**What you have to do:** If a line in the entries below includes the string "this", copy it out.

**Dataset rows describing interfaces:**
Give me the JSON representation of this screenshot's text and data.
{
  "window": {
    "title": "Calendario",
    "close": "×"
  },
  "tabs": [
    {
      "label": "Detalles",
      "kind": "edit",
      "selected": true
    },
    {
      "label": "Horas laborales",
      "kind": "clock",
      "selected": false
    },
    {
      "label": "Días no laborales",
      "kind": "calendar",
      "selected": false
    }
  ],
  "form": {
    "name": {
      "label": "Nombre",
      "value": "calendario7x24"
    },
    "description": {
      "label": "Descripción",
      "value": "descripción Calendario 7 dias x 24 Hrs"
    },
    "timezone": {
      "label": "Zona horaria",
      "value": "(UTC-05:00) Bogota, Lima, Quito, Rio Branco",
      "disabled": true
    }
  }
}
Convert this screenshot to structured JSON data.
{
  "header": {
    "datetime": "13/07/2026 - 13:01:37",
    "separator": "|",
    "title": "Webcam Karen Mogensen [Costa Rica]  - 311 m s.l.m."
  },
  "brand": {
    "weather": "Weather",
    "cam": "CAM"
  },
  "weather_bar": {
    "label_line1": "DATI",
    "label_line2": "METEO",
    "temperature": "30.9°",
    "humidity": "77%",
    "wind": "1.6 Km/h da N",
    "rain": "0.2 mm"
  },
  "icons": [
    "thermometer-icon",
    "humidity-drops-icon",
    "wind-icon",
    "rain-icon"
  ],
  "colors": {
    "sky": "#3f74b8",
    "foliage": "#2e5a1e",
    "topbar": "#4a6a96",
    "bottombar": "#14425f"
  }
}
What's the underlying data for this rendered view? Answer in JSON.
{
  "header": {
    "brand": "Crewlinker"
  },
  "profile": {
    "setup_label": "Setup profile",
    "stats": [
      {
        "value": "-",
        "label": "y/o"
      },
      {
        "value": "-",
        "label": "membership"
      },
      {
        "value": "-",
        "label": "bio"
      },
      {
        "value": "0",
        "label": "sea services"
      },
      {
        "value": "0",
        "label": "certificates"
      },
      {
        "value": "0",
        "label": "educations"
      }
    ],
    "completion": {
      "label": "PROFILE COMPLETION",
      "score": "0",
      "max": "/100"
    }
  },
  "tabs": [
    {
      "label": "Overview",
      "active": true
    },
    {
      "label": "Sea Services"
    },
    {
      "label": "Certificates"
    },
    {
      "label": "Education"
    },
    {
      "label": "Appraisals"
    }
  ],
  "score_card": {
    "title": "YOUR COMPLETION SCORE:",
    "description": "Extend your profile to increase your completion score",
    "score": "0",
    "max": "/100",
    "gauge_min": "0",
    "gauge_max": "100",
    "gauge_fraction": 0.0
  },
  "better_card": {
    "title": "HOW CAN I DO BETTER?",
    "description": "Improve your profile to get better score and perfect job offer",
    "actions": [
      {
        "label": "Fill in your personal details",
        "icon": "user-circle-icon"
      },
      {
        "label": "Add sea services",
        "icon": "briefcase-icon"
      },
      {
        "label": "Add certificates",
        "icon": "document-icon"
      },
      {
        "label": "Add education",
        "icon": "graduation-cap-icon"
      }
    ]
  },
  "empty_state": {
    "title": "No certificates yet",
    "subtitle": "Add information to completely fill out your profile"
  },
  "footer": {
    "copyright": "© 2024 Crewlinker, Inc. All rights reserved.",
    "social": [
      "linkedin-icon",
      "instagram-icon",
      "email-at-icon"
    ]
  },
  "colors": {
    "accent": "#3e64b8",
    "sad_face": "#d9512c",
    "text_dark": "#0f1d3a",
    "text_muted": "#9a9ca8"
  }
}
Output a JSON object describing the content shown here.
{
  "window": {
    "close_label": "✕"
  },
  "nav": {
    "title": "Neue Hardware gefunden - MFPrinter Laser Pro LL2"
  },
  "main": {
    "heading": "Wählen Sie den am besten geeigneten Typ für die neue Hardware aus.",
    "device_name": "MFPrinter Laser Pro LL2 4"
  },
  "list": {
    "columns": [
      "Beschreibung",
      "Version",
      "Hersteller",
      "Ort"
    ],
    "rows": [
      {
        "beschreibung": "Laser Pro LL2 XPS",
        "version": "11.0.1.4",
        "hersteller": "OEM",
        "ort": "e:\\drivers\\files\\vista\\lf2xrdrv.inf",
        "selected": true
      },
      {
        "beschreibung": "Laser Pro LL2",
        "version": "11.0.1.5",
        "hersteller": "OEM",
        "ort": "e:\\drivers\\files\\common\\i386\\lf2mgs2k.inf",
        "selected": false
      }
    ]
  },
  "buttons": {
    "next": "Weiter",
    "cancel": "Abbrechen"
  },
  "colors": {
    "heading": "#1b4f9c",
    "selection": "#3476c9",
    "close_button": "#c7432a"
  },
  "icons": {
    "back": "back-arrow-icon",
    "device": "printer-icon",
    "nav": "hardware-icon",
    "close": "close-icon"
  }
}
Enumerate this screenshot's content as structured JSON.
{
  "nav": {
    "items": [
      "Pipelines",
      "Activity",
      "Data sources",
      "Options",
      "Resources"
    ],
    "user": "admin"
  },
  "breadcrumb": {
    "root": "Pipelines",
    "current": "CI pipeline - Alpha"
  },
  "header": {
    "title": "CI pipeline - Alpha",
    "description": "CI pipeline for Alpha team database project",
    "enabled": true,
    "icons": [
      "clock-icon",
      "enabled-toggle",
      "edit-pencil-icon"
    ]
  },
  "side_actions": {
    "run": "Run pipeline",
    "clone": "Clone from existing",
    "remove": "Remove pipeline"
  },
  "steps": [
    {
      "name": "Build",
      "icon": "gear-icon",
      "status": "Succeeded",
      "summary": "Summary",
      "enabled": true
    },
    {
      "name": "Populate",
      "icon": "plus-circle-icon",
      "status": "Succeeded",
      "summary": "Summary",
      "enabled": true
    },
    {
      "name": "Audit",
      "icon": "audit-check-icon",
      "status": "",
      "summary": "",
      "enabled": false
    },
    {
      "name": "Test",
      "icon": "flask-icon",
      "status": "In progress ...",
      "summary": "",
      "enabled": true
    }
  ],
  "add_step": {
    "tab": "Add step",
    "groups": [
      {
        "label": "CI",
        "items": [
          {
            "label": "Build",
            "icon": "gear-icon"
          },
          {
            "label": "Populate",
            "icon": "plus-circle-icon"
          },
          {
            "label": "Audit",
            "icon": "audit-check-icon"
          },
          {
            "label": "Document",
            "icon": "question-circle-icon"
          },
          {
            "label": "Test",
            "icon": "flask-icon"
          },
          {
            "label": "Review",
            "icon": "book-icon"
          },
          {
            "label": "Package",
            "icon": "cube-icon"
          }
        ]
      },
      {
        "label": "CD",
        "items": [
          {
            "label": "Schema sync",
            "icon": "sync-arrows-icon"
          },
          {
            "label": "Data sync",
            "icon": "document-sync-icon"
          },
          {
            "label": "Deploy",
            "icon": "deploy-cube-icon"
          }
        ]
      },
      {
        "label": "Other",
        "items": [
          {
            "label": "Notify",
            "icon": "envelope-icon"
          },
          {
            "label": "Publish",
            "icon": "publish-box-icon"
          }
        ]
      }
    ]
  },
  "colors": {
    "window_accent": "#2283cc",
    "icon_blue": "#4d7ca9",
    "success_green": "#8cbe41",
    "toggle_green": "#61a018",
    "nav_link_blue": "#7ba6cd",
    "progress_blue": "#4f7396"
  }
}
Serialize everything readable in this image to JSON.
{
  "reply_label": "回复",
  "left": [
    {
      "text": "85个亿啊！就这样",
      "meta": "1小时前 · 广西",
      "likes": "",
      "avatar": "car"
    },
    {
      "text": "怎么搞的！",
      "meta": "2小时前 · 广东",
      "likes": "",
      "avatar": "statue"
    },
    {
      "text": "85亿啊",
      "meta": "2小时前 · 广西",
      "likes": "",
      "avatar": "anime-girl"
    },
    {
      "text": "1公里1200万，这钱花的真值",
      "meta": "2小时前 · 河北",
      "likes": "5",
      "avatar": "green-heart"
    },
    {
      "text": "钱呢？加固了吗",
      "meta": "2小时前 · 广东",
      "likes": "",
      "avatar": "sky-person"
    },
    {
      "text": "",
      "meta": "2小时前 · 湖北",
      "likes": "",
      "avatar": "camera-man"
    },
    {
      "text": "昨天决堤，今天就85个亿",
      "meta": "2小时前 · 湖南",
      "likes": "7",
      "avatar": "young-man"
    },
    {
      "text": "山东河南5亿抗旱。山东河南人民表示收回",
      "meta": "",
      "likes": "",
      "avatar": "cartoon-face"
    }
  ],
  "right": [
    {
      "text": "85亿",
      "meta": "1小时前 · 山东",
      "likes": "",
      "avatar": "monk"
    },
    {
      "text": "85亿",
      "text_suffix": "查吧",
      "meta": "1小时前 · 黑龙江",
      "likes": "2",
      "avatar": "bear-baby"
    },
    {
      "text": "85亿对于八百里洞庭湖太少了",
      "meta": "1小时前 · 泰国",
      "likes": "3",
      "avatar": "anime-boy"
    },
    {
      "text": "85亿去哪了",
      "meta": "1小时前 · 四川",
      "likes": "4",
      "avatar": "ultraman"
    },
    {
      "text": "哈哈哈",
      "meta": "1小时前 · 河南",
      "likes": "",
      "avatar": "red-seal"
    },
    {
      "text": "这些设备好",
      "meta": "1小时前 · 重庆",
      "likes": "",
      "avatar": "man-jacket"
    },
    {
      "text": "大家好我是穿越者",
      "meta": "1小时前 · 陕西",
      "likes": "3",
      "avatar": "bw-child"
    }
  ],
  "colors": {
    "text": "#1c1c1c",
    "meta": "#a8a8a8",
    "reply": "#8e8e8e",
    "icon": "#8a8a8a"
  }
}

**Result of the exercise:**
Give me the JSON representation of this screenshot's text and data.
Convert this screenshot to structured JSON data.
What's the underlying data for this rendered view? Answer in JSON.
Enumerate this screenshot's content as structured JSON.
Serialize everything readable in this image to JSON.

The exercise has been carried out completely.